An urgent case right now is what’s happening in the medical field.

There are powerful forces, including in the federal government, 

who believe doctors, nurses, pharmacists, 

and others in the health profession, 

must not be allowed to refuse to take part in an abortion, 

or in a suicide, 

or in providing drugs or surgery that facilitate someone to say, 

I’m not a girl anymore, I’m a boy, or vice-versa.

I’m going to take a couple of minutes on the transgender question, 

because this is still pretty new, it’s confusing, 

and people don’t know how to respond.

A great deal of what you hear on transgender issues 

is propaganda and outright lies.

They refer to so-called “transgender medicine.”

No! It’s not medicine, it’s abuse, it’s quackery, it’s magical thinking.

I’m now going to state, not theology or faith, but biological fact; 

as much a fact as that this planet is round, and we circle the sun:

human beings are either a boy or a girl.  

In extremely rare situations there can be some physical ambiguity, 

but the fundamental male or female identity is still there.

And there are all manner of ways people’s thinking or self-perception 

can be out of sync with themselves or the world around them.

So, people feeling at odds with their physical bodies is not fake.

It’s not a joke. This a difficult trial deserving real help.

Even so, whether you are male or female is not a choice or a mindset.

And no surgery, no drug, nothing can undo the basic biological fact.

By the way, this isn’t the only way this happens in life, 

that we long to change something about ourselves, but we cannot.

Some things we can change. Others are beyond our control.

If the latter, it becomes a matter of better or worse ways 

to carry our cross and make peace with the hand we’ve been dealt.

One more key detail: this whole thing is largely aimed at children.

Again, children.
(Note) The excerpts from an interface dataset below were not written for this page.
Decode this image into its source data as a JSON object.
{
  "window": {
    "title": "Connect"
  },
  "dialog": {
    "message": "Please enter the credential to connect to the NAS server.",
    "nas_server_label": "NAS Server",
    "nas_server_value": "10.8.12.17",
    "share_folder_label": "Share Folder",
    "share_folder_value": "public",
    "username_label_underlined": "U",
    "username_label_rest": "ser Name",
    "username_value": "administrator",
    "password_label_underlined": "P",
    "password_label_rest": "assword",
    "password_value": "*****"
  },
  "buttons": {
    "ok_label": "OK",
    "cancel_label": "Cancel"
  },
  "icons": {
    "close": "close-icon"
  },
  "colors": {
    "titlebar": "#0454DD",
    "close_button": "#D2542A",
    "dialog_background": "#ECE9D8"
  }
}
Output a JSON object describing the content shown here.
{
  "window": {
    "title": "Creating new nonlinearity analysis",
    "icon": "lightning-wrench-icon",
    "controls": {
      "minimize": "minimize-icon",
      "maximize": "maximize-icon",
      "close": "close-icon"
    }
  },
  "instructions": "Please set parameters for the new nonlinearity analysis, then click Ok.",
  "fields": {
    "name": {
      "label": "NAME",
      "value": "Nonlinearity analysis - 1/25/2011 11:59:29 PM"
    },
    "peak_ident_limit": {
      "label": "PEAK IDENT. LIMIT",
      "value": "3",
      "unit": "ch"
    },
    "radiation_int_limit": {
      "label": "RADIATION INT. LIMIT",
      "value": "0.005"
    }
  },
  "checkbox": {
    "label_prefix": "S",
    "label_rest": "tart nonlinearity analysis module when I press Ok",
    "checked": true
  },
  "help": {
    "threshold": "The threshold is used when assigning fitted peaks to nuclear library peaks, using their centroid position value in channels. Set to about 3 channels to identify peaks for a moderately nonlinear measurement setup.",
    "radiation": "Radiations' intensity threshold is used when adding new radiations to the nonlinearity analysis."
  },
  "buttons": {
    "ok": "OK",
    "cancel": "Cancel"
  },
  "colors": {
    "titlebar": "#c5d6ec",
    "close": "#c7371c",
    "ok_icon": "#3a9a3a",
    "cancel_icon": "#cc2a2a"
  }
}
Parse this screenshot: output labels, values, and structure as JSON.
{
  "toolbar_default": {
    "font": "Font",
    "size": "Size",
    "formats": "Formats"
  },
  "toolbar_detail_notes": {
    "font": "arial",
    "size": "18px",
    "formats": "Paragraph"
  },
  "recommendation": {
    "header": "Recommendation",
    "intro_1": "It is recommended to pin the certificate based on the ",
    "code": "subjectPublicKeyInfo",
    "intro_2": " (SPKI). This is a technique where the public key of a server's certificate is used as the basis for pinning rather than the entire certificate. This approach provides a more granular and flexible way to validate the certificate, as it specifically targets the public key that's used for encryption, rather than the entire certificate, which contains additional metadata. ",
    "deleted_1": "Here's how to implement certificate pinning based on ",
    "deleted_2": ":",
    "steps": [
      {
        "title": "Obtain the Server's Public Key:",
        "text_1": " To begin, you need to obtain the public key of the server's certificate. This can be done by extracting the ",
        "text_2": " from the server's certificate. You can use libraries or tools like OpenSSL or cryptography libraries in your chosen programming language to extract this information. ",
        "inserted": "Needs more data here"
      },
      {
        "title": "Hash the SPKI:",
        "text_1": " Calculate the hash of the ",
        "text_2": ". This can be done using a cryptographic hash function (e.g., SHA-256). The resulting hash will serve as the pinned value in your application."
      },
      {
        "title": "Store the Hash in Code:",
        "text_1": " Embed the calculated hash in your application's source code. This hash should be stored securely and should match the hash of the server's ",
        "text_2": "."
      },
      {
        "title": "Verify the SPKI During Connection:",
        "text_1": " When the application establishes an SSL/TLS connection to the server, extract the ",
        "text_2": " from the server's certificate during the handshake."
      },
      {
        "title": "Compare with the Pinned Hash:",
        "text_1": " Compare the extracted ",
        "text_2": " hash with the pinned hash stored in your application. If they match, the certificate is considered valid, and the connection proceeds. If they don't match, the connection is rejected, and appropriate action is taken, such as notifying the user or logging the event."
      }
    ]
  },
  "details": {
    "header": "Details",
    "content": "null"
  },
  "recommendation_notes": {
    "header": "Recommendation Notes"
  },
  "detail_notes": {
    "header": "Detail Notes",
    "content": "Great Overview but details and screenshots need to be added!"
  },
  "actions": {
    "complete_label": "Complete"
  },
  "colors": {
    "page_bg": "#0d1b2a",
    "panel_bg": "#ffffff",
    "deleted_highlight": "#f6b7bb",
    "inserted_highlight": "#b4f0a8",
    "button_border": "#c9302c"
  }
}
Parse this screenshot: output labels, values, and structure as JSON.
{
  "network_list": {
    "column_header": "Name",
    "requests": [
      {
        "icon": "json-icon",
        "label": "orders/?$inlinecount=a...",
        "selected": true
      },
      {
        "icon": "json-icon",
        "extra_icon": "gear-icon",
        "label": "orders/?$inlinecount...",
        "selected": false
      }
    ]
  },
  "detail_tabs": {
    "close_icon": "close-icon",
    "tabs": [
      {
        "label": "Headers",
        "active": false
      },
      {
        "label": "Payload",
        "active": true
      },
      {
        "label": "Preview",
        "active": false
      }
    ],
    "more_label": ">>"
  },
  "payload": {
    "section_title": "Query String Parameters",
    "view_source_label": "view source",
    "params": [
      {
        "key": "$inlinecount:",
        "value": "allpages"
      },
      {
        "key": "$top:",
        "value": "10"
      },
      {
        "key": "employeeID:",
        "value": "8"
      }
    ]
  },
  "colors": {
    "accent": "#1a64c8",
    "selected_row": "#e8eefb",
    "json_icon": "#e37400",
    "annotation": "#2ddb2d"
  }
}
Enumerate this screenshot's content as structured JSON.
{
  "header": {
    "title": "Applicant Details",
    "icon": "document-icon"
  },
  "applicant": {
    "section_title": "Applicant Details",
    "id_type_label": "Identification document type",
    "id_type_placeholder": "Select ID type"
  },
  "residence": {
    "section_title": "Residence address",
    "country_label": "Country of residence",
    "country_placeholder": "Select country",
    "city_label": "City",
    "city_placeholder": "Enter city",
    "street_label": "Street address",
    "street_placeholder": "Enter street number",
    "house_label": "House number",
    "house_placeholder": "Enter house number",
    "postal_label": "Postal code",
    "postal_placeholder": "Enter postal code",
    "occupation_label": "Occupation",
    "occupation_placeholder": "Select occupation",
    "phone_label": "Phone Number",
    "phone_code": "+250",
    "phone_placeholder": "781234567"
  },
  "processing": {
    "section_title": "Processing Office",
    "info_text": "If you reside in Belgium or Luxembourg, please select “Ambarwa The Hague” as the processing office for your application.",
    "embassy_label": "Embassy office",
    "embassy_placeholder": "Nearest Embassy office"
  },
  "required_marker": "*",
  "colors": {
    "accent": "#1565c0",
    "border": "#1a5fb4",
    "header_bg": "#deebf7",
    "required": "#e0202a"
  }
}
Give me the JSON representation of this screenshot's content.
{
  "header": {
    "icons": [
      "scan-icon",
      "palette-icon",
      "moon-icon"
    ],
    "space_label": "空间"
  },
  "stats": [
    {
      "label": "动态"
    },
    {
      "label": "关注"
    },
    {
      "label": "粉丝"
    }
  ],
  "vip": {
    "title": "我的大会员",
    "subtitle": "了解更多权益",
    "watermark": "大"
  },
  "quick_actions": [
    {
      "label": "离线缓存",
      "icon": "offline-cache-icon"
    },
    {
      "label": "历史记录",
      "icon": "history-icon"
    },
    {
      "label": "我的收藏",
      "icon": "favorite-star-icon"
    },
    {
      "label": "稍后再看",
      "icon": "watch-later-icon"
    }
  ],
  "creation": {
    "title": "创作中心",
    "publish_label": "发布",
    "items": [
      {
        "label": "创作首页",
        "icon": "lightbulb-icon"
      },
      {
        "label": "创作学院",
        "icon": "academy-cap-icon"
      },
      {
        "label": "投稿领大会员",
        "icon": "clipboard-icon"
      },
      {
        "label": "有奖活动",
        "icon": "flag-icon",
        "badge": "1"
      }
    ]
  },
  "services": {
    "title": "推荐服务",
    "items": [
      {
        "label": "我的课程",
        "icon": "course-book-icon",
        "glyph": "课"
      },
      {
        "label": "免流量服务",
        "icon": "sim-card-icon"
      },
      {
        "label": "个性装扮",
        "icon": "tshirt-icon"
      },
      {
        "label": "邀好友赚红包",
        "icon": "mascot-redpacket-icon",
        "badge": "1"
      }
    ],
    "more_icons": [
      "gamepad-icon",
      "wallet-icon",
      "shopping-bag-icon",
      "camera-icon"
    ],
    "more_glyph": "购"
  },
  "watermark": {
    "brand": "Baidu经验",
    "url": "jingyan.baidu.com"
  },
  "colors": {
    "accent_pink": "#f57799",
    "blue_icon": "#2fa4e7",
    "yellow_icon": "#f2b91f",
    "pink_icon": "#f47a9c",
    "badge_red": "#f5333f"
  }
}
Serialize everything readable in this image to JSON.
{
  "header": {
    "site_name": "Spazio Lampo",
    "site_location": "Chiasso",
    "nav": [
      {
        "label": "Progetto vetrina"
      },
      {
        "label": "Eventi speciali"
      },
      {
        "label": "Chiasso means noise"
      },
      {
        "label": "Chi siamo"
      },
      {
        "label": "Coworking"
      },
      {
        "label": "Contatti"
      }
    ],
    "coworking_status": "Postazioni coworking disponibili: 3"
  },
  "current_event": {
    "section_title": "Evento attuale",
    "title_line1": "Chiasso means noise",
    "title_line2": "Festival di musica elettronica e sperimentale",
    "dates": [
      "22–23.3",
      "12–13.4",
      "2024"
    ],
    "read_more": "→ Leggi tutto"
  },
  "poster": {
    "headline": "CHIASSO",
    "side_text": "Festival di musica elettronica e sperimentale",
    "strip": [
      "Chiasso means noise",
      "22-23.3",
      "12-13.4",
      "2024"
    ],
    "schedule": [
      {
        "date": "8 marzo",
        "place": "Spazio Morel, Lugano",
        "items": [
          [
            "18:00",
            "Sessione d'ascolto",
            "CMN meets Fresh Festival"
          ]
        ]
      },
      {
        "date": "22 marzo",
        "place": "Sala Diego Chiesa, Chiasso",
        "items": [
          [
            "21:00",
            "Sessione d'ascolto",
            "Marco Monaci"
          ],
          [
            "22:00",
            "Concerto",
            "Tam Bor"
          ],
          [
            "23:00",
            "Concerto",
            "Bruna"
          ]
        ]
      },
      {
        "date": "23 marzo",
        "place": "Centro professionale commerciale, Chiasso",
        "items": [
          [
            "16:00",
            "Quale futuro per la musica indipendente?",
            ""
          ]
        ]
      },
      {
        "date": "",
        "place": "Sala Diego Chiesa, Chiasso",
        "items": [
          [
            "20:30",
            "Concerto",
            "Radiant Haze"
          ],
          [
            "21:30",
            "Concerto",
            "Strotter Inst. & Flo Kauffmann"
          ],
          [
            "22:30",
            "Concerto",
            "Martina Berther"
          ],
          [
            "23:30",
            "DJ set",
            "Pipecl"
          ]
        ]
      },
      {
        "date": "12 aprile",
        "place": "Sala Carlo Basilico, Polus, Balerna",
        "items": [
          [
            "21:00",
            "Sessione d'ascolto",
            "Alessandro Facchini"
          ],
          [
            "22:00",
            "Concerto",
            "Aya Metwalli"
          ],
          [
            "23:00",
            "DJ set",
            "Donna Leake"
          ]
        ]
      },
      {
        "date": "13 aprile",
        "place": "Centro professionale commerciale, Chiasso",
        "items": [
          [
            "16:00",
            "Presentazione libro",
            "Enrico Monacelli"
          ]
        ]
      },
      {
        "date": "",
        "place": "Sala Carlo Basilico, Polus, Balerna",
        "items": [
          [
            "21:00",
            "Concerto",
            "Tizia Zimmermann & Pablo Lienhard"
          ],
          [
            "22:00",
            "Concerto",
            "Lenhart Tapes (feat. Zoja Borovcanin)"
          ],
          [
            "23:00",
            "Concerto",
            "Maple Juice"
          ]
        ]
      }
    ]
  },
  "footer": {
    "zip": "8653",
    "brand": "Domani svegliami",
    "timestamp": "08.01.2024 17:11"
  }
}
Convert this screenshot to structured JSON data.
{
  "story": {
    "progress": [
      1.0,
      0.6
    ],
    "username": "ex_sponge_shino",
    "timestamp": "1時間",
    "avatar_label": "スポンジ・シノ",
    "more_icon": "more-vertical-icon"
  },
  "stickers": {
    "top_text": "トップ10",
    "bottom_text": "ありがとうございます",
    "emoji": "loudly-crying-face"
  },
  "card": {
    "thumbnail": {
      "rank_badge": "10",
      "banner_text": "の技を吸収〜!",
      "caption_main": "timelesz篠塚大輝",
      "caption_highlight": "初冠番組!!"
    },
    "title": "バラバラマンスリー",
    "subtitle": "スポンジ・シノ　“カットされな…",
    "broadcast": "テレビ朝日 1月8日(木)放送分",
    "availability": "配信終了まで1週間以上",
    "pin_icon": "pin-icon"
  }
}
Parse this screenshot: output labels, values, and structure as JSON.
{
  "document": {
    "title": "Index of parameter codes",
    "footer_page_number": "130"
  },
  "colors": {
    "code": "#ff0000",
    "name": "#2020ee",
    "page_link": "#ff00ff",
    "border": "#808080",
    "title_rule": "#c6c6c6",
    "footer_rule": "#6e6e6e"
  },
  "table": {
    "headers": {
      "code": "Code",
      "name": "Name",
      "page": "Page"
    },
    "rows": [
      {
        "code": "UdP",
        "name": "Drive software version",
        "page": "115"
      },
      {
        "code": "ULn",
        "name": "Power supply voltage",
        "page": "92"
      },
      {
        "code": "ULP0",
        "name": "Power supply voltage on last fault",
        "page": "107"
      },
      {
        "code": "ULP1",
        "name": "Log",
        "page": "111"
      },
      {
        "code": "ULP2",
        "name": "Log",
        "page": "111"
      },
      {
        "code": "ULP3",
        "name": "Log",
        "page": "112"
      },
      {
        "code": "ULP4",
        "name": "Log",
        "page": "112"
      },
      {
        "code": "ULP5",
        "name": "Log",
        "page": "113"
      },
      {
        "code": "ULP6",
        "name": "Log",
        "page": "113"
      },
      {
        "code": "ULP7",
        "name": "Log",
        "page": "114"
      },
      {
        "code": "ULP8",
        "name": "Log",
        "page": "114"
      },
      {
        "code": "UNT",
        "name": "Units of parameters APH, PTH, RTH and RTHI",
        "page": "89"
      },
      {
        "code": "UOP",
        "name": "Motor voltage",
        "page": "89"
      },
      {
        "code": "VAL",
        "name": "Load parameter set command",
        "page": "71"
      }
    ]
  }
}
Not just under 18, but pre-puberty.

And you should know that counselors and psychologists 

and other medical personnel are being told, 

that if a child comes to you, you must – MUST – “affirm only.”

What does that mean?

It means you are not allowed to assist that child 

to get back to a place of self-acceptance. 

Instead, you can only say, OK, you are now a boy, 

here’s a drug, here’s a surgery, your life is altered forever.

All before you hit 15 years old.

All that is only one way you and I must be Peter today,

and obey God rather than men. 

There are lots of other hard things our Lord had to say: 

about money, about possessions, about the poor,

about clearing my own eye before dealing with your flaws.

And sooner or later, you and I aren’t actually Peter being brave.

We’re the Sanhedrin saying, I don’t want to hear that!

Notice Jesus asked Peter about his love three times.

They were using two different words translated as “love.”

Jesus was asking, Do you love me with a go-to-the-cross love?

Peter comes back with a, yeah-you’re-kind-of-cool “love.”

Peter’s love was weak, but Jesus built on that, 

and Peter ultimately did go to the cross.

Give Jesus your little bit of love and he will get you there.

When you and I face our Sanhedrin, our “stop saying that” moments, 

there is no excuse to forget that we want the good, 

including the final good of heaven, for each person we disagree with.